8. Addison Russell, SS, Oakland Athletics
2013 Stats (A+): .279/.370/.520, 112 H, 55 XBH (16 HR), 15 SB, 108/52 K/BB (98 G)
Coming off an outstanding professional debut in which he thrived at three different levels, Russell was challenged with an aggressive assignment to High-A Stockton for his age-19 season. As it probably should have been expected, the shortstop struggled mightily over the first two months of the season, batting .214 with 19 extra-base hits and a 57/25 K/BB ratio in 43 games.
However, Russell finally caught fire in early June and has been performing more like the player everyone expected him to be heading into the season. Since the beginning of June, the toolsy and athletic shortstop has batted .333 with 76 hits, 36 extra-base hits (10 home runs), 10 steals and a 52/27 K/BB rate in 56 games.
Russell has some length to his swing and strikes out more than desired, but his raw power to all fields is remarkable for a player of his age.

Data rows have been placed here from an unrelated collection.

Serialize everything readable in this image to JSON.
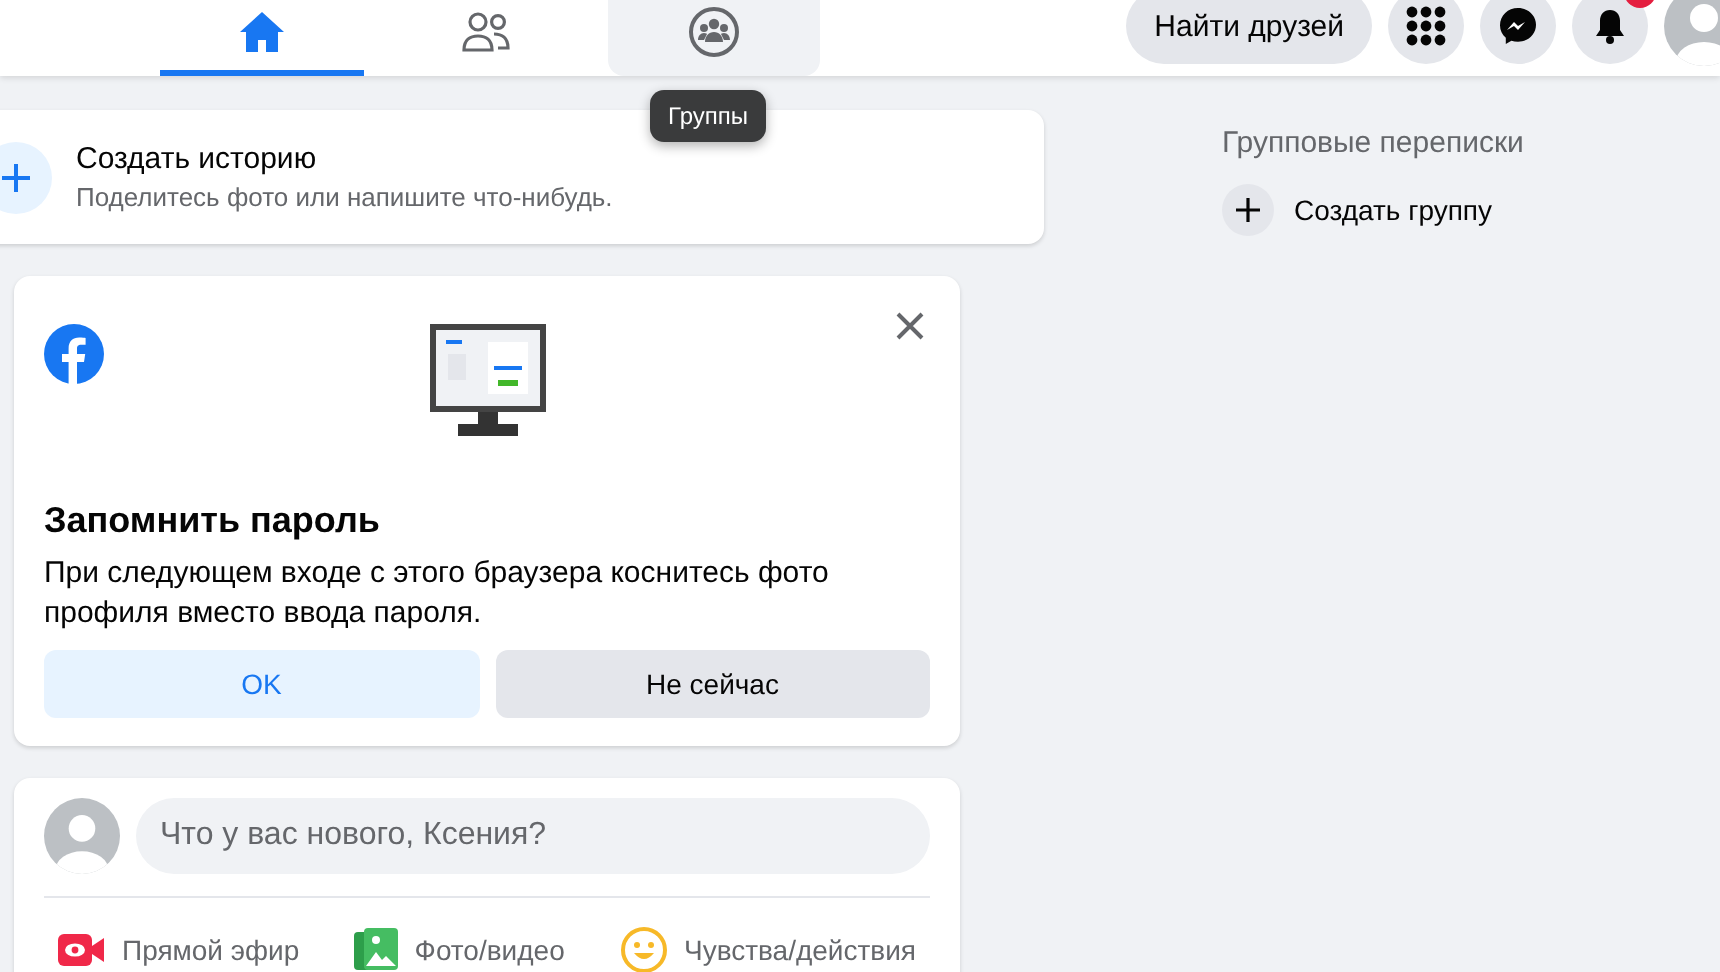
{
  "top_bar": {
    "tabs": [
      {
        "kind": "home",
        "selected": true,
        "hovered": false
      },
      {
        "kind": "friends",
        "selected": false,
        "hovered": false
      },
      {
        "kind": "groups",
        "selected": false,
        "hovered": true
      }
    ],
    "tooltip": "Группы",
    "find_friends": "Найти друзей",
    "notifications_badge": true
  },
  "story": {
    "title": "Создать историю",
    "subtitle": "Поделитесь фото или напишите что-нибудь."
  },
  "remember_password": {
    "title": "Запомнить пароль",
    "text": "При следующем входе с этого браузера коснитесь фото профиля вместо ввода пароля.",
    "buttons": [
      {
        "label": "OK",
        "kind": "primary"
      },
      {
        "label": "Не сейчас",
        "kind": "secondary"
      }
    ]
  },
  "composer": {
    "placeholder": "Что у вас нового, Ксения?",
    "actions": [
      {
        "kind": "live",
        "label": "Прямой эфир"
      },
      {
        "kind": "photo",
        "label": "Фото/видео"
      },
      {
        "kind": "feeling",
        "label": "Чувства/действия"
      }
    ]
  },
  "sidebar": {
    "heading": "Групповые переписки",
    "create": "Создать группу"
  }
}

9. Jameson Taillon, RHP, Pittsburgh Pirates
2013 Stats (AAA/AAA): 128.1 IP, 3.79 ERA, 1.35 WHIP, .253 BAA, 128/46 K/BB (23 G/22 GS)
Stock: Holding steady

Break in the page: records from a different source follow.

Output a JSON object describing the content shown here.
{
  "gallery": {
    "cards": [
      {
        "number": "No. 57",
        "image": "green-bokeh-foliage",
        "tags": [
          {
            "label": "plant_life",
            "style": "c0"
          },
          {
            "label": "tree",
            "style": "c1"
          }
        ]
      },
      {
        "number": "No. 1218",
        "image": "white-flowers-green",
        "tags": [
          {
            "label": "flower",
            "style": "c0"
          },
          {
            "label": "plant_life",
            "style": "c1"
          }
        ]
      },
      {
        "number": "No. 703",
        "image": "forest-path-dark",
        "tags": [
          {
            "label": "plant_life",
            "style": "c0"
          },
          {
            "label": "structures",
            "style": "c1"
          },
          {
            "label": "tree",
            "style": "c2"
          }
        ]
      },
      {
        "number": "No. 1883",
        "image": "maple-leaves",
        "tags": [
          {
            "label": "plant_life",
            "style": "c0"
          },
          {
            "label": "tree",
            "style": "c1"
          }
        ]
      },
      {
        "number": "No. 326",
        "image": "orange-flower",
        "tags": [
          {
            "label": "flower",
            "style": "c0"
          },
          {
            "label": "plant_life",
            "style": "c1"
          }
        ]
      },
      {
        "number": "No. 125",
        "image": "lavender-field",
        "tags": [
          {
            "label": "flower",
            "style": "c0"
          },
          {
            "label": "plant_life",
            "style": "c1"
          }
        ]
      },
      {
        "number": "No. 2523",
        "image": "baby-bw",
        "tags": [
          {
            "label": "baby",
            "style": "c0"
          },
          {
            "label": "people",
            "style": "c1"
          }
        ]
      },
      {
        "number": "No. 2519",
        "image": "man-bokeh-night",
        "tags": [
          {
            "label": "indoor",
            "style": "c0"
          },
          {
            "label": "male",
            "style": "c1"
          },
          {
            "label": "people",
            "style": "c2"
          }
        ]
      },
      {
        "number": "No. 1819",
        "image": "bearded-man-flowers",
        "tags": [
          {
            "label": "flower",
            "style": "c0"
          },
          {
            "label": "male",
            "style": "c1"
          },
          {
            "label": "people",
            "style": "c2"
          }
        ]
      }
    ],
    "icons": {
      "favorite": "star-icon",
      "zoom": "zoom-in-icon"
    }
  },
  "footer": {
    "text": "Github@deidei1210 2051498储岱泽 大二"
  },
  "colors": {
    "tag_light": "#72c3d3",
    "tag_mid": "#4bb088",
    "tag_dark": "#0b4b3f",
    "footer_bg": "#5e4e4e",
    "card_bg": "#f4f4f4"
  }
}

Taillon’s numbers this season can be misleading. While he’s been hit hard at times and been on the wrong side of a big inning on numerous occasions, the 21-year-old has actually improved both his strikeout and groundball rates this season against advanced hitters.
The 6’6” right-hander’s command has regressed slightly following a promotion to Triple-A in early August. However, he’s still been able to miss more than a bat-per-inning and log six or more innings in three of his four starts at the level.

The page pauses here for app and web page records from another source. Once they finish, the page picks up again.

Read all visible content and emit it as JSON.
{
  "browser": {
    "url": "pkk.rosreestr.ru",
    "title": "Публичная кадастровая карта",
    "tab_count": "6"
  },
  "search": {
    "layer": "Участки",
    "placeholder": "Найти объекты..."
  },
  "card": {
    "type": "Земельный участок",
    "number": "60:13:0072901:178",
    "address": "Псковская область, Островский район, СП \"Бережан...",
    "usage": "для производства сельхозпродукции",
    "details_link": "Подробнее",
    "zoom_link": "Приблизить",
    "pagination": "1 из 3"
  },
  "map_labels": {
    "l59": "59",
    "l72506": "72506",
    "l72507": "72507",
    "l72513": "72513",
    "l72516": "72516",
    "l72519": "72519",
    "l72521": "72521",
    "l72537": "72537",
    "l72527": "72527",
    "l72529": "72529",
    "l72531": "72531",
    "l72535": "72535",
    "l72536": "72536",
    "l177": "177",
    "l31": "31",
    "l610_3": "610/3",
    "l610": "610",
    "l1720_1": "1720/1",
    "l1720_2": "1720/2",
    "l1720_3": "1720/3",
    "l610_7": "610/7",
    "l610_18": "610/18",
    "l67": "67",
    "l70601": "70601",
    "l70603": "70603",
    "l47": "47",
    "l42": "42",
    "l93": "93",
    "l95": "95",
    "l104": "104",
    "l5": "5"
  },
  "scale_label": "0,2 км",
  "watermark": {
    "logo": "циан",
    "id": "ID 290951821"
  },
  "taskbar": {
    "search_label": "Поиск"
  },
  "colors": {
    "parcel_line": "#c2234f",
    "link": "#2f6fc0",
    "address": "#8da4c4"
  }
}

After adding 50 innings to his overall workload in 2012, it’ll be interesting to see how the Pirates handle Taillon over the remainder of the season. If they stick to the same plan, his innings will presumably be capped somewhere in the 175-190 range. Additionally, the right-hander hasn’t logged more than 24 innings in a single month this season.
I guess what I’m trying to say is that the potential exists for Taillon to join the Pirates in September and complete his workload out of the team’s bullpen (likely in long relief).
10. Carlos Correa, SS, Houston Astros
2013 Stats (A): .324/.406/.472, 133 H, 42 XBH (8 HR), 10 SB, 74/51 K/BB (106 G)
Everyone would probably be gushing about Correa this season if Byron Buxton were never born. However, that’s not the case. Correa hasn’t put up gaudy numbers like Buxton, who was selected one spot after him (No. 2 overall) in the 2012 draft, but he’s certainly impressed in his own right.
The 18-year-old shortstop has showcased a mature hit tool this season, not to mention an approach that’s advanced beyond his years.
And while he endured a few slumps during the first half of the season, Correa has been on fire since the South Atlantic League All-Star break, batting .345/.413/.520 with 69 hits, 19 doubles, four home runs and a 28/20 K/BB ratio in 52 games. He’s also demonstrated a knack for mashing left-handed pitching with a 1.056 OPS and 11/20 K/BB ratio in 102 at-bats.
Given his overwhelming success this season as one of the younger everyday players in the Sally, Correa will likely receive an assignment to High-A next year with the potential to reach Double-A as a 19-year-old.